Please copy each line of the listing below precisely, excluding the images.
Segment Start: Source records
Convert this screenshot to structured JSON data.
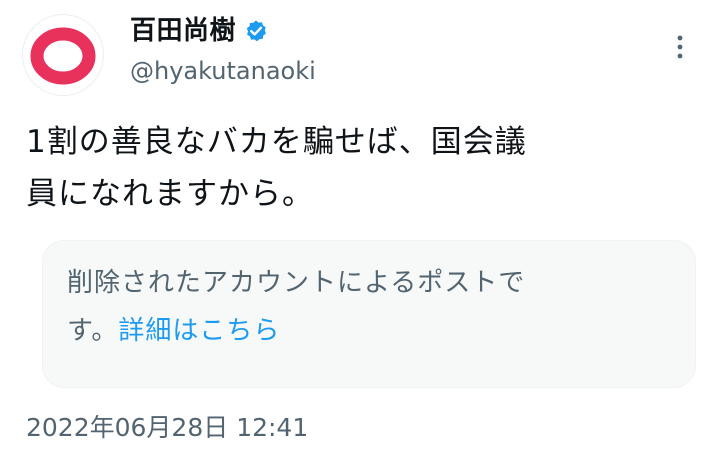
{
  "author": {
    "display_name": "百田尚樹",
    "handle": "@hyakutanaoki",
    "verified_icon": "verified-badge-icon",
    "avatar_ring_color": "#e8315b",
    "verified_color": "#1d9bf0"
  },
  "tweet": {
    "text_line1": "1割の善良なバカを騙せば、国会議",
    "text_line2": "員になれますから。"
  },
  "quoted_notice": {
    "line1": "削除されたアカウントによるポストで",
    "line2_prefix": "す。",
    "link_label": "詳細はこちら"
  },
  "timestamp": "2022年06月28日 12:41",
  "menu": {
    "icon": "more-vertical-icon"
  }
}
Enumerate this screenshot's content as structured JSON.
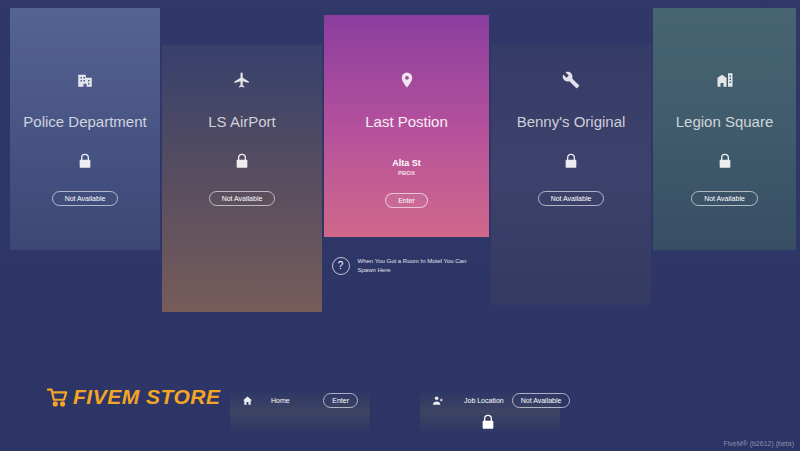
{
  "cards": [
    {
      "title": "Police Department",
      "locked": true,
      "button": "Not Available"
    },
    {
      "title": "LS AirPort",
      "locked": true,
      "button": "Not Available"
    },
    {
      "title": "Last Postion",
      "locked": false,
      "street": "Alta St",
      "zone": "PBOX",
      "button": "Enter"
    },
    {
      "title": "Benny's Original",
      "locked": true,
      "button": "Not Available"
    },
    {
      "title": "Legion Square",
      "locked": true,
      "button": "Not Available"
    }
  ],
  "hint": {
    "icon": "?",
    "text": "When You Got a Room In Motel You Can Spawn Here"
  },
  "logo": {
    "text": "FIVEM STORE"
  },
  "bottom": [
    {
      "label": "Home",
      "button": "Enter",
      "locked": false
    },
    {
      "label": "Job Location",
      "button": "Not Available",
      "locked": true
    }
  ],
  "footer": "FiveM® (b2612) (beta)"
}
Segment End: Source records
## Solution for this problem:
Convert this screenshot to structured JSON data.
{
  "author": {
    "display_name": "百田尚樹",
    "handle": "@hyakutanaoki",
    "verified_icon": "verified-badge-icon",
    "avatar_ring_color": "#e8315b",
    "verified_color": "#1d9bf0"
  },
  "tweet": {
    "text_line1": "1割の善良なバカを騙せば、国会議",
    "text_line2": "員になれますから。"
  },
  "quoted_notice": {
    "line1": "削除されたアカウントによるポストで",
    "line2_prefix": "す。",
    "link_label": "詳細はこちら"
  },
  "timestamp": "2022年06月28日 12:41",
  "menu": {
    "icon": "more-vertical-icon"
  }
}
Enumerate this screenshot's content as structured JSON.
{
  "cards": [
    {
      "title": "Police Department",
      "locked": true,
      "button": "Not Available"
    },
    {
      "title": "LS AirPort",
      "locked": true,
      "button": "Not Available"
    },
    {
      "title": "Last Postion",
      "locked": false,
      "street": "Alta St",
      "zone": "PBOX",
      "button": "Enter"
    },
    {
      "title": "Benny's Original",
      "locked": true,
      "button": "Not Available"
    },
    {
      "title": "Legion Square",
      "locked": true,
      "button": "Not Available"
    }
  ],
  "hint": {
    "icon": "?",
    "text": "When You Got a Room In Motel You Can Spawn Here"
  },
  "logo": {
    "text": "FIVEM STORE"
  },
  "bottom": [
    {
      "label": "Home",
      "button": "Enter",
      "locked": false
    },
    {
      "label": "Job Location",
      "button": "Not Available",
      "locked": true
    }
  ],
  "footer": "FiveM® (b2612) (beta)"
}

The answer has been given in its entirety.